So the question remains: “Should young people who qualify for this temporary reprieve even apply in the first place without speaking to an immigration attorney ?”

Not every applicant will require an immigration lawyer to successfully apply for DACA. However, an immigration attorney is trained to spot the not-so-obvious red flags that could lead to a denial or even deportation. In order to apply for DACA, the applicant is necessarily “coming out of the shadows” and offering sensitive information about themselves and their family members that could potentially be used for deportation purposes.

Aside from a subsequent administration revoking the DACA and initiating deportations if the DREAM Act does not get passed, cases that could be denied include those with applicants that have had brushes with the law. Immigration Law interprets criminal law very differently that one might think. For instance, the immigration definition of a “conviction” includes cases that were expunged or cases that are dismissed after a period of good conduct or taking certain classes of community service. Some state laws are ambiguous as to whether, for instance, one was convicted of “domestic violence” or assault even where no injury took place.
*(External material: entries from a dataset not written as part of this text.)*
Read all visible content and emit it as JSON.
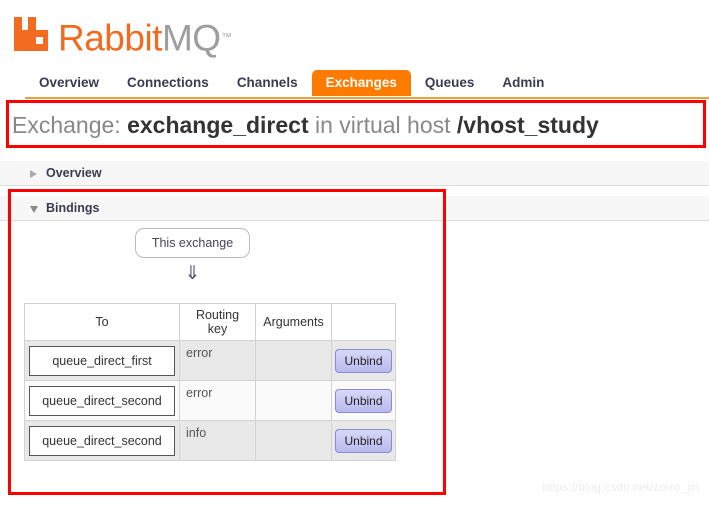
{
  "brand": {
    "name_primary": "Rabbit",
    "name_secondary": "MQ",
    "trademark": "™",
    "logo_icon": "rabbitmq-logo-icon",
    "primary_color": "#F26B21",
    "secondary_color": "#9E9E9E"
  },
  "nav": {
    "active": "Exchanges",
    "active_color": "#FF7B00",
    "rule_color": "#E8A33D",
    "tabs": [
      {
        "label": "Overview"
      },
      {
        "label": "Connections"
      },
      {
        "label": "Channels"
      },
      {
        "label": "Exchanges"
      },
      {
        "label": "Queues"
      },
      {
        "label": "Admin"
      }
    ]
  },
  "page_title": {
    "prefix": "Exchange:",
    "exchange_name": "exchange_direct",
    "middle": "in virtual host",
    "vhost": "/vhost_study"
  },
  "sections": {
    "overview": {
      "label": "Overview",
      "expanded": false,
      "triangle_icon": "triangle-right-icon"
    },
    "bindings": {
      "label": "Bindings",
      "expanded": true,
      "triangle_icon": "triangle-down-icon"
    }
  },
  "bindings": {
    "source_node_label": "This exchange",
    "arrow_glyph": "⇓",
    "arrow_icon": "double-arrow-down-icon",
    "columns": [
      "To",
      "Routing key",
      "Arguments",
      ""
    ],
    "rows": [
      {
        "to": "queue_direct_first",
        "routing_key": "error",
        "arguments": "",
        "action": "Unbind"
      },
      {
        "to": "queue_direct_second",
        "routing_key": "error",
        "arguments": "",
        "action": "Unbind"
      },
      {
        "to": "queue_direct_second",
        "routing_key": "info",
        "arguments": "",
        "action": "Unbind"
      }
    ]
  },
  "annotations": {
    "color": "#FF0000",
    "boxes": [
      {
        "name": "title-highlight"
      },
      {
        "name": "bindings-highlight"
      }
    ]
  },
  "watermark": {
    "text": "https://blog.csdn.net/zorro_jin"
  }
}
Only a qualified immigration attorney that knows the nuanced area of federal immigration definition of crime can assure that an applicant will be denied based on crime.

Applicants that used false names or social security numbers, or even were arrested as juvenile might be denied in the discretion of USCIS. Discretionary decisions, such as denials of a DACA applicant cannot be appealed.

Some applicants may have been deported by an immigration court and not even know about that. Many people are deported by not appearing at a court date they never even knew about, usually following a denial of another immigration application. If a family member went to a “notario publico” and filed anything with false information, a denial and subsequent knock at the door by immigration agents is a real possibility.

While it is true that the basic eligibility requirements of the DACA program are not complex, and that filling the forms out are not a challenge for most applicants, the decision to file in the first place, or to know whether another immigration benefit might be an option should be seriously considered before sending paper work to the immigration service.

Immigration Attorneys who belong to the American Immigration Lawyers Association (www.aila.org), or BIA accredited representatives are qualified to provide competent and trustworthy advice. There are some groups of non-profit agencies who are claiming that lawyers are not needed to apply for DACA, which is a dangerous and self-serving claim. Even Reps. Dick Durbin and Luis Gutierrez blundered by initially advising people not to hire lawyers while also warning that the law is complex. To make matters worse, there are unscrupulous “notarios” or “immigration consultants” who falsely claim to be competent to handle legal matters who will certainly damage the hopes of many applicants, by incorrectly filing applications or who will just steal money from potential Dreamers.

In all cases, the decision to file for this temporary administrative reprieve ought to be an informed decision to be made after consulting with a qualified immigration attorney.